A devout Christian, Richt has never been a screamer or a cusser. But some “experts” even criticized him for those aspects this year, saying that “top” coaches never bring their religion into play, that intensity and winning should be their primary focus. Basically, because he is a coach who prefers to let his actions speak louder than his words, he has been a target of criticism.

I want to share a little story with you that illustrates clearly there should be much more considered than whether or not he is winning more often than he is losing that measures the worth of a coach — and a man.

Three weeks ago, James Eunice of Valdosta went duck hunting on a big lake in Lowndes County called Ocean Pond. A 17-year old senior at Valdosta High School, Eunice was a talented baseball player who had already been accepted at the University of Georgia.

But as talented he was on the baseball diamond, Eunice was more passionate about football. He was an emotional leader on the most recent edition of Valdosta’s legendary Wildcats football team. And even though he wasn’t a star on the gridiron, his desire made him determined to be a part of the Bulldogs football team once he got to Athens.

So with that dream in his mind and burning in his heart, Eunice had written Richt a letter that spelled out his plan to walk on at UGA in the fall and be a Dawg.
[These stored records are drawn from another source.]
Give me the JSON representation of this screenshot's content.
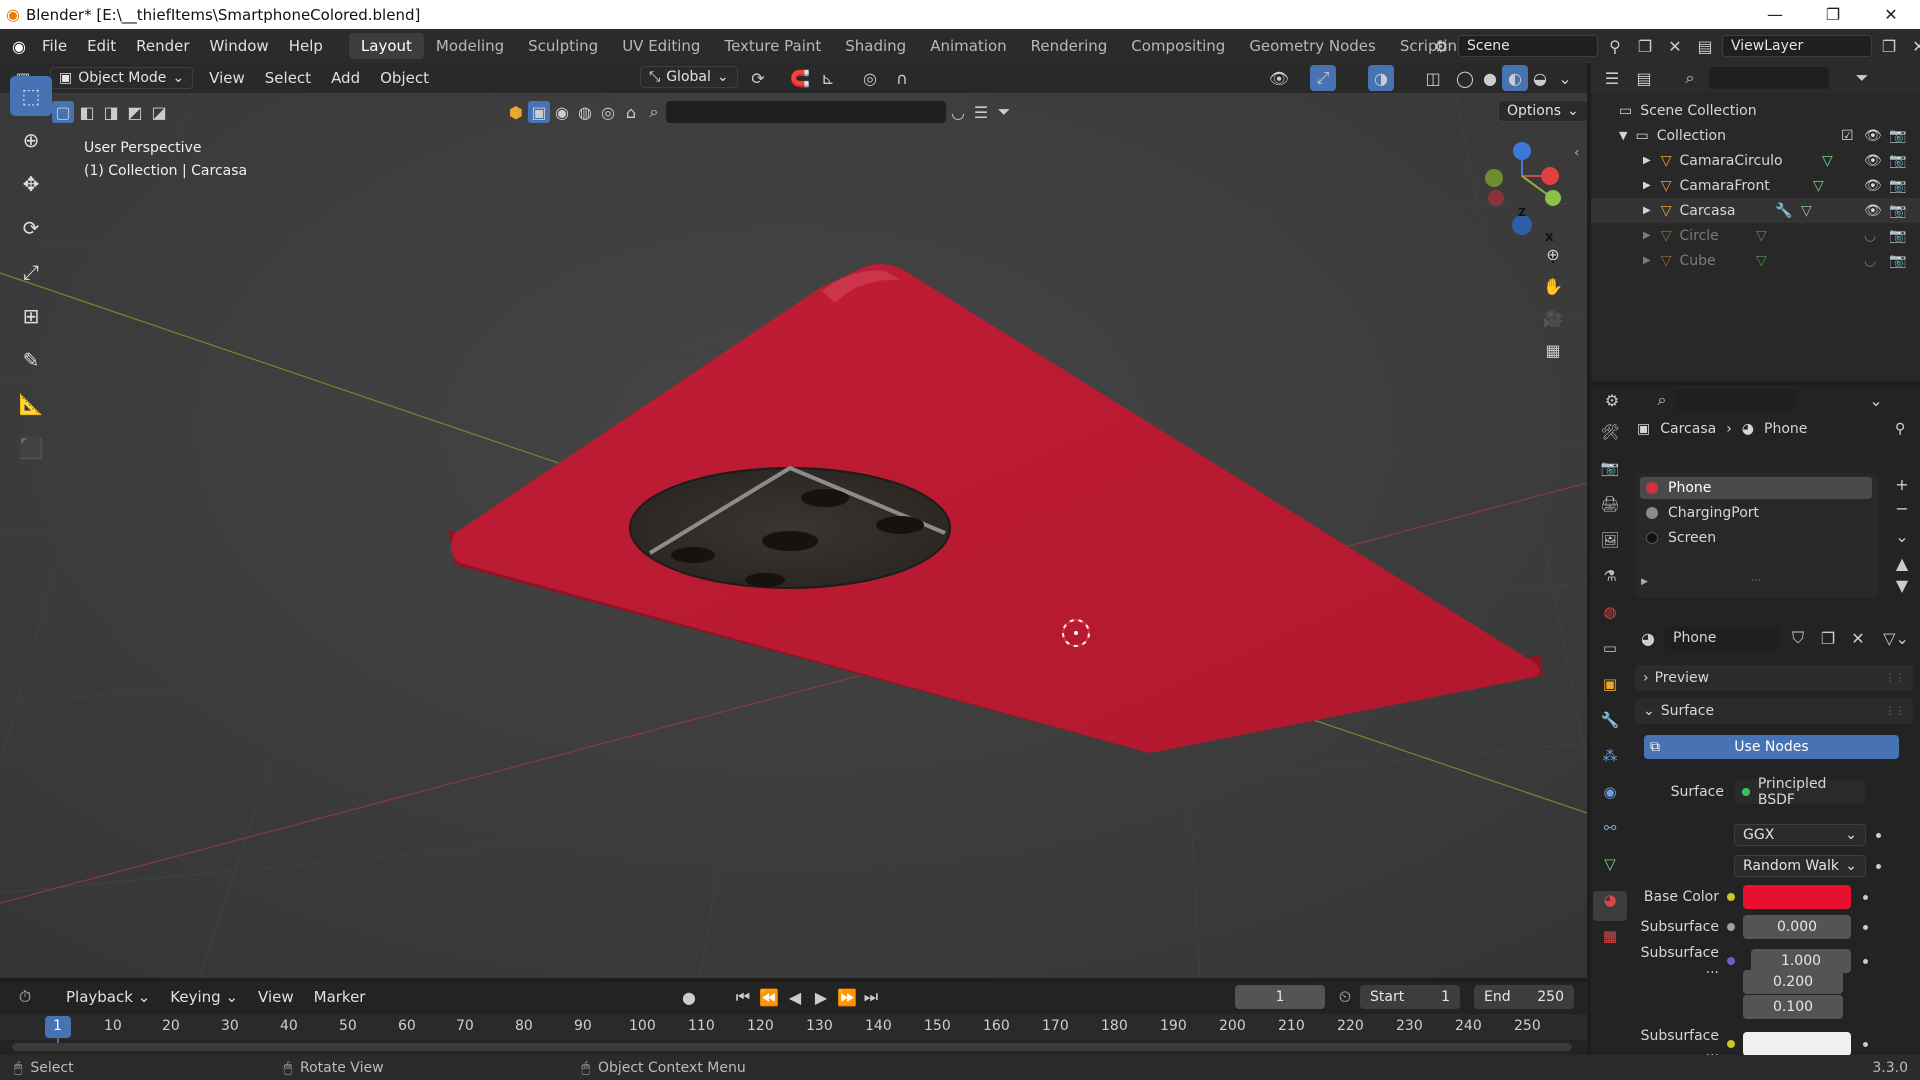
{
  "window": {
    "title": "Blender* [E:\\__thiefItems\\SmartphoneColored.blend]",
    "minimize": "—",
    "maximize": "❐",
    "close": "✕"
  },
  "menubar": {
    "menus": [
      "File",
      "Edit",
      "Render",
      "Window",
      "Help"
    ],
    "workspaces": [
      "Layout",
      "Modeling",
      "Sculpting",
      "UV Editing",
      "Texture Paint",
      "Shading",
      "Animation",
      "Rendering",
      "Compositing",
      "Geometry Nodes",
      "Scripting"
    ],
    "active_workspace": "Layout",
    "add_tab": "+",
    "scene_label": "Scene",
    "viewlayer_label": "ViewLayer"
  },
  "viewport": {
    "mode": "Object Mode",
    "menus": [
      "View",
      "Select",
      "Add",
      "Object"
    ],
    "transform_orientation": "Global",
    "options_label": "Options",
    "overlay_line1": "User Perspective",
    "overlay_line2": "(1) Collection | Carcasa",
    "gizmo": {
      "x": "X",
      "y": "Y",
      "z": "Z"
    }
  },
  "outliner": {
    "root": "Scene Collection",
    "collection": "Collection",
    "items": [
      {
        "name": "CamaraCirculo",
        "dim": false
      },
      {
        "name": "CamaraFront",
        "dim": false
      },
      {
        "name": "Carcasa",
        "dim": false
      },
      {
        "name": "Circle",
        "dim": true
      },
      {
        "name": "Cube",
        "dim": true
      }
    ]
  },
  "properties": {
    "breadcrumb_object": "Carcasa",
    "breadcrumb_material": "Phone",
    "materials": [
      {
        "name": "Phone",
        "color": "#d2323c"
      },
      {
        "name": "ChargingPort",
        "color": "#8a8a8a"
      },
      {
        "name": "Screen",
        "color": "#111111"
      }
    ],
    "active_material": "Phone",
    "preview_label": "Preview",
    "surface_label": "Surface",
    "use_nodes_label": "Use Nodes",
    "surface_field_label": "Surface",
    "surface_shader": "Principled BSDF",
    "distribution": "GGX",
    "subsurface_method": "Random Walk",
    "base_color_label": "Base Color",
    "base_color": "#e8102d",
    "subsurface_label": "Subsurface",
    "subsurface_value": "0.000",
    "subsurface_radius_label": "Subsurface ...",
    "subsurface_radius": [
      "1.000",
      "0.200",
      "0.100"
    ],
    "subsurface_color_label": "Subsurface ...",
    "subsurface_color": "#f0f0f0"
  },
  "timeline": {
    "menus": [
      "Playback",
      "Keying",
      "View",
      "Marker"
    ],
    "current_frame": "1",
    "start_label": "Start",
    "start": "1",
    "end_label": "End",
    "end": "250",
    "ruler": [
      "1",
      "10",
      "20",
      "30",
      "40",
      "50",
      "60",
      "70",
      "80",
      "90",
      "100",
      "110",
      "120",
      "130",
      "140",
      "150",
      "160",
      "170",
      "180",
      "190",
      "200",
      "210",
      "220",
      "230",
      "240",
      "250"
    ]
  },
  "statusbar": {
    "select": "Select",
    "rotate": "Rotate View",
    "context": "Object Context Menu",
    "version": "3.3.0"
  },
  "colors": {
    "accent": "#4772b3",
    "phone_red": "#c8213a",
    "active_frame": "#4772b3"
  }
}
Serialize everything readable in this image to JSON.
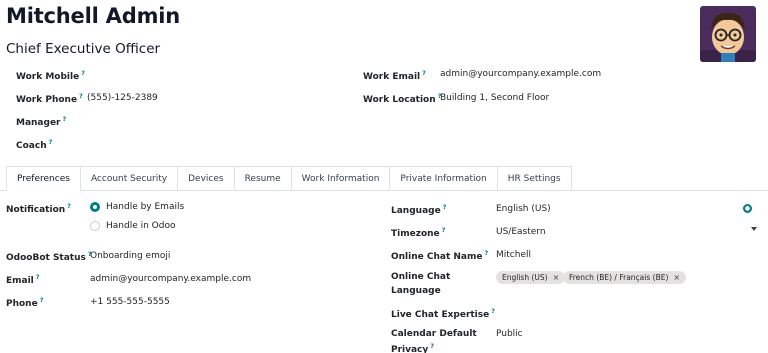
{
  "employee": {
    "name": "Mitchell Admin",
    "job_title": "Chief Executive Officer"
  },
  "fields": {
    "work_mobile_label": "Work Mobile",
    "work_phone_label": "Work Phone",
    "work_phone_value": "(555)-125-2389",
    "manager_label": "Manager",
    "coach_label": "Coach",
    "work_email_label": "Work Email",
    "work_email_value": "admin@yourcompany.example.com",
    "work_location_label": "Work Location",
    "work_location_value": "Building 1, Second Floor",
    "help_mark": "?"
  },
  "tabs": [
    {
      "label": "Preferences"
    },
    {
      "label": "Account Security"
    },
    {
      "label": "Devices"
    },
    {
      "label": "Resume"
    },
    {
      "label": "Work Information"
    },
    {
      "label": "Private Information"
    },
    {
      "label": "HR Settings"
    }
  ],
  "preferences": {
    "notification_label": "Notification",
    "notification_options": [
      "Handle by Emails",
      "Handle in Odoo"
    ],
    "notification_selected": "Handle by Emails",
    "odoobot_label": "OdooBot Status",
    "odoobot_value": "Onboarding emoji",
    "email_label": "Email",
    "email_value": "admin@yourcompany.example.com",
    "phone_label": "Phone",
    "phone_value": "+1 555-555-5555",
    "language_label": "Language",
    "language_value": "English (US)",
    "timezone_label": "Timezone",
    "timezone_value": "US/Eastern",
    "chat_name_label": "Online Chat Name",
    "chat_name_value": "Mitchell",
    "chat_language_label_1": "Online Chat",
    "chat_language_label_2": "Language",
    "chat_language_tags": [
      "English (US)",
      "French (BE) / Français (BE)"
    ],
    "tag_remove": "×",
    "expertise_label": "Live Chat Expertise",
    "calendar_label_1": "Calendar Default",
    "calendar_label_2": "Privacy",
    "calendar_value": "Public"
  },
  "colors": {
    "accent": "#017e84",
    "tag_bg": "#e5e1e1",
    "border": "#dee2e6"
  }
}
At some point while on the before mentioned hunt, Eunice apparently fell out of his boat and drowned. His body was recovered on Jan. 31, and his funeral was held this past Saturday.

The Valdosta community was stunned. For a bright, young life so full of potential to be snuffed out so prematurely, lives across the board were shaken from their foundations.
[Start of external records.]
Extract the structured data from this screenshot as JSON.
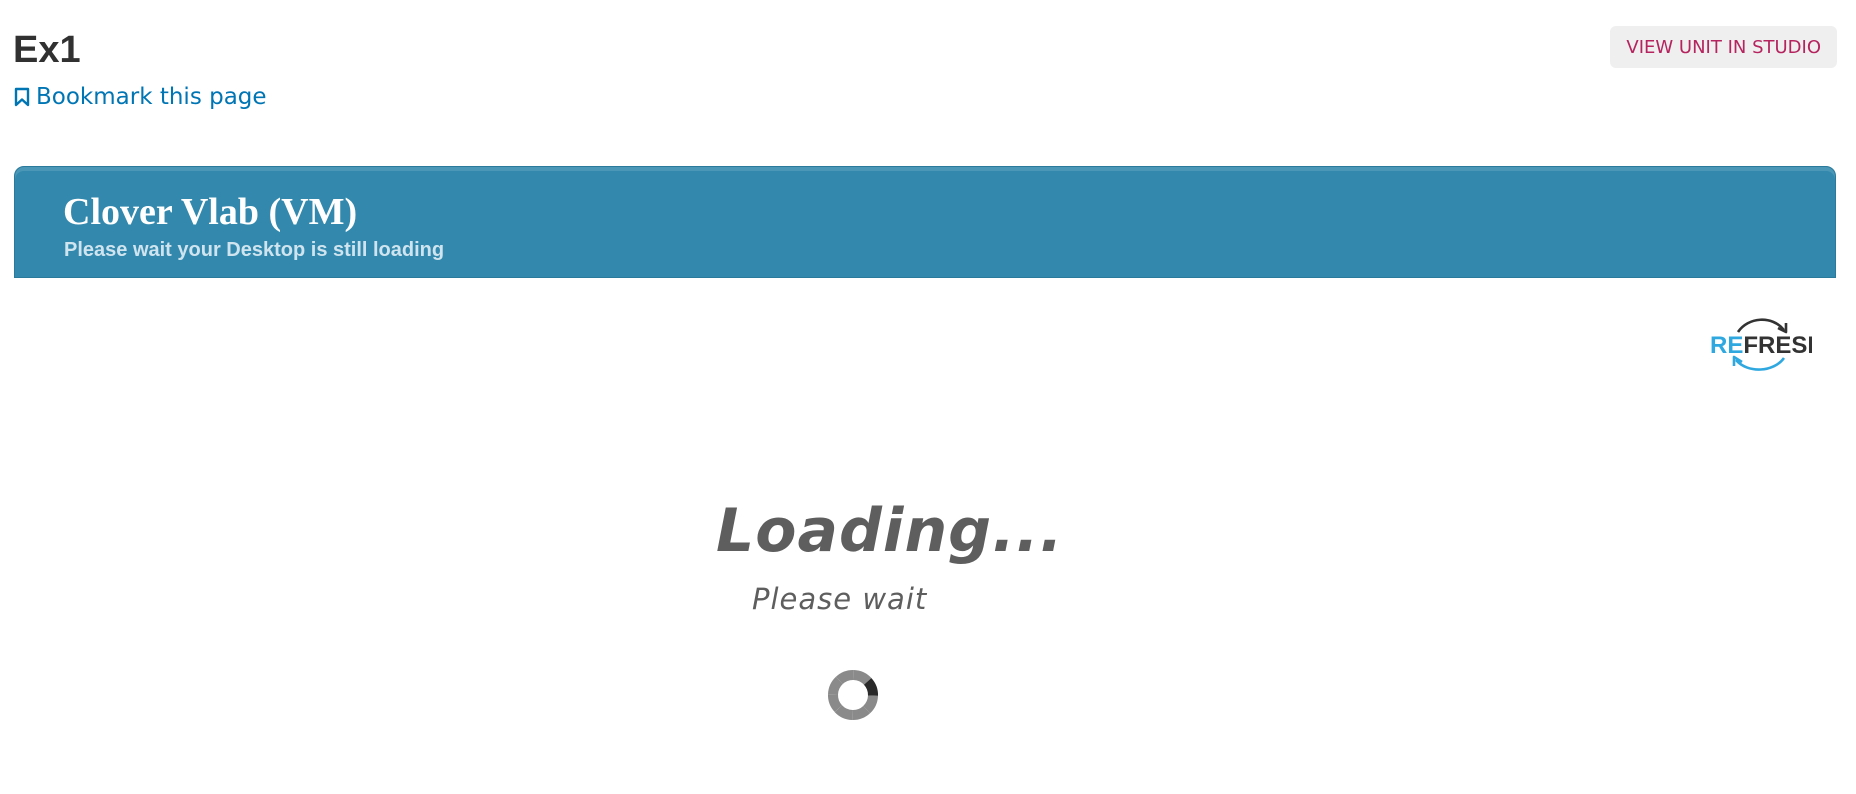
{
  "header": {
    "unit_title": "Ex1",
    "bookmark_label": "Bookmark this page",
    "studio_button_label": "VIEW UNIT IN STUDIO"
  },
  "vlab": {
    "title": "Clover Vlab (VM)",
    "subtitle": "Please wait your Desktop is still loading",
    "refresh": {
      "label_part1": "RE",
      "label_part2": "FRESH",
      "icon": "refresh-icon"
    }
  },
  "loading": {
    "heading": "Loading...",
    "message": "Please wait",
    "spinner_icon": "spinner-icon"
  },
  "colors": {
    "banner": "#3289ad",
    "link": "#0075b4",
    "studio_text": "#b5245f",
    "refresh_blue": "#2fa8e0",
    "refresh_dark": "#333333"
  }
}
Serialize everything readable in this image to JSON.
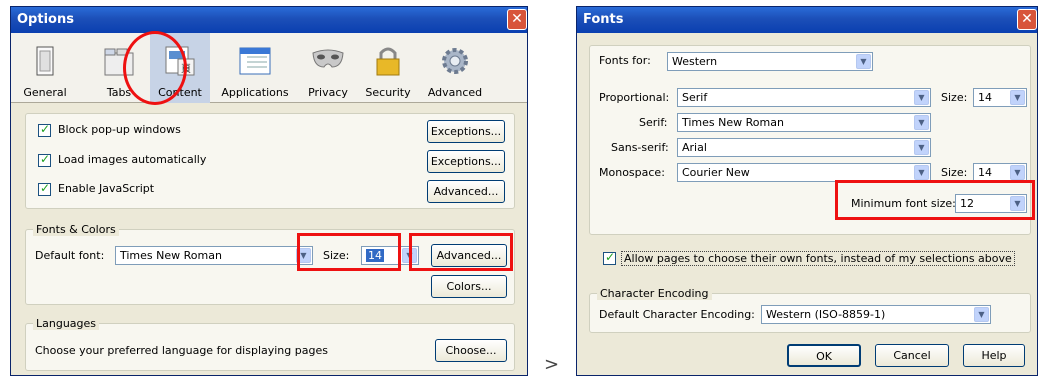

For the last two years, Eunice’s Wildcats football teammate, Jay Rome, was one of the most highly recruited players in the nation. While all of the confusion and despair about Eunice was going on, Rome was one of the top players who committed to the University of Georgia. At the memorial service for his friend, Rome spoke. As part of his message, Rome read a personal letter written to the family from Richt.

Mind you, this was a letter written during perhaps the busiest period of the year for big-time college coaches — a time when they are crisscrossing the nation recruiting those players that will be the lifeblood of their programs for the coming years. For weeks at a time, they don’t see their own families while trying to convince top football players in every nook and cranny across America to come to their schools.
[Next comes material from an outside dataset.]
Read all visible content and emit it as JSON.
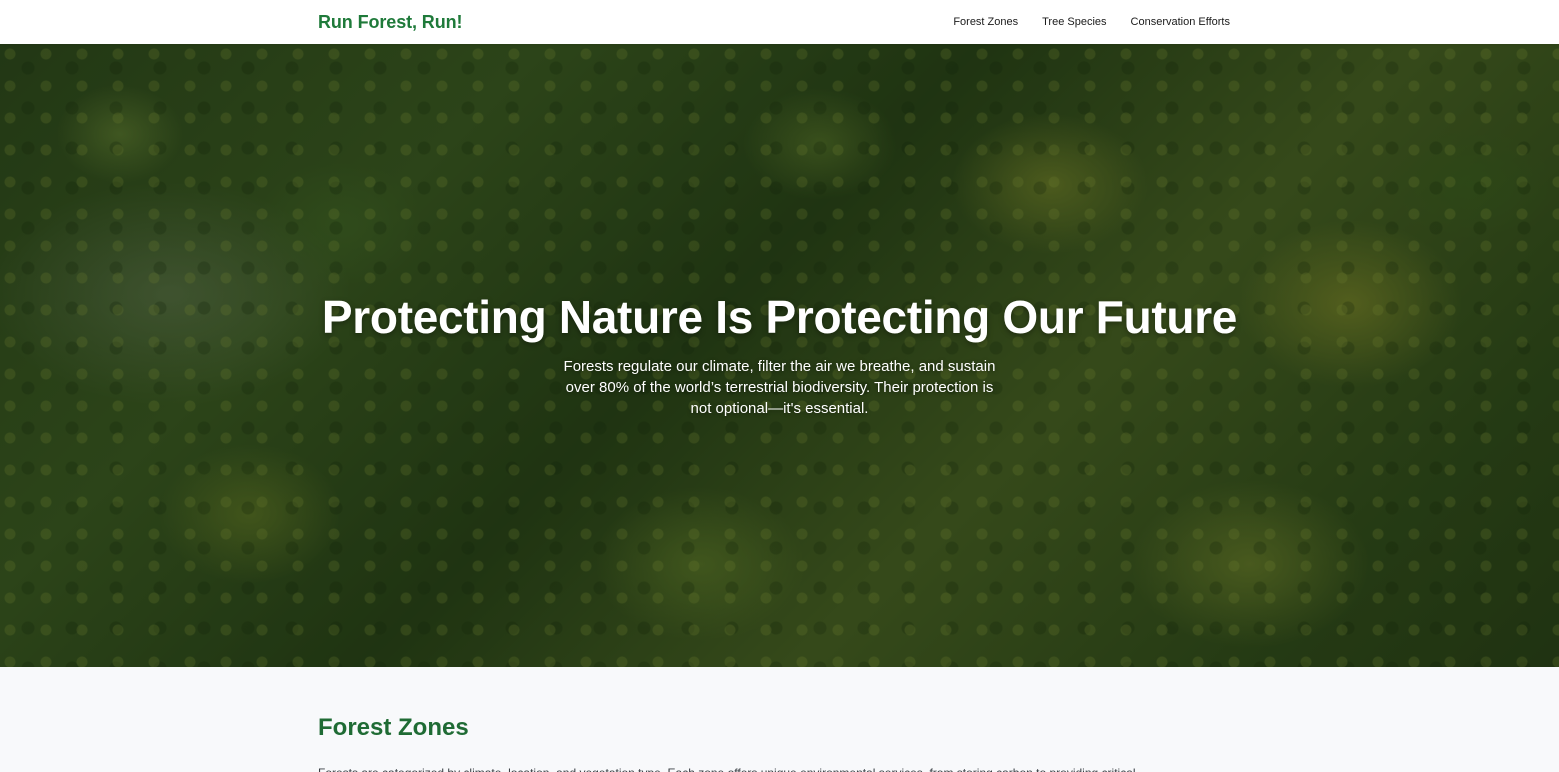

In the letter, the Bulldogs head coach opened up about his own heartbreak in learning of Eunice’s passing and also offered his most sincere prayers for the family. He also shared how he had been contacted by Eunice about his plans to walk on the Bulldogs football squad.

Richt stated that Eunice’s name had been added to the teams’ roster and he had officially “made the team.” The family was then presented an official UGA jersey emblazoned with "EUNICE" across the back, and “23” — the number Eunice wore at Valdosta.

Those gathered at the funeral for James Eunice stood, applauded — and cried.

I know if you are a head football coach at a major university you are supposedly paid to win. I understand that ultimately championships and such are your measuring stick, and that just goes with the territory.

But any human being who believes that any victory on the football field could be more important than what Richt just did for the family of a young man whose life ended much too soon needs to take a long look in a mirror.

Like football, life isn’t a game that should be solely measured by whether or not you lose or win. Rather, it should be measured by how you play the game and whether or not God’s rules are at the center of your performance, both on and off the field.

Coach, thank you for the reminder of that fact, one too many of us forget far too conveniently.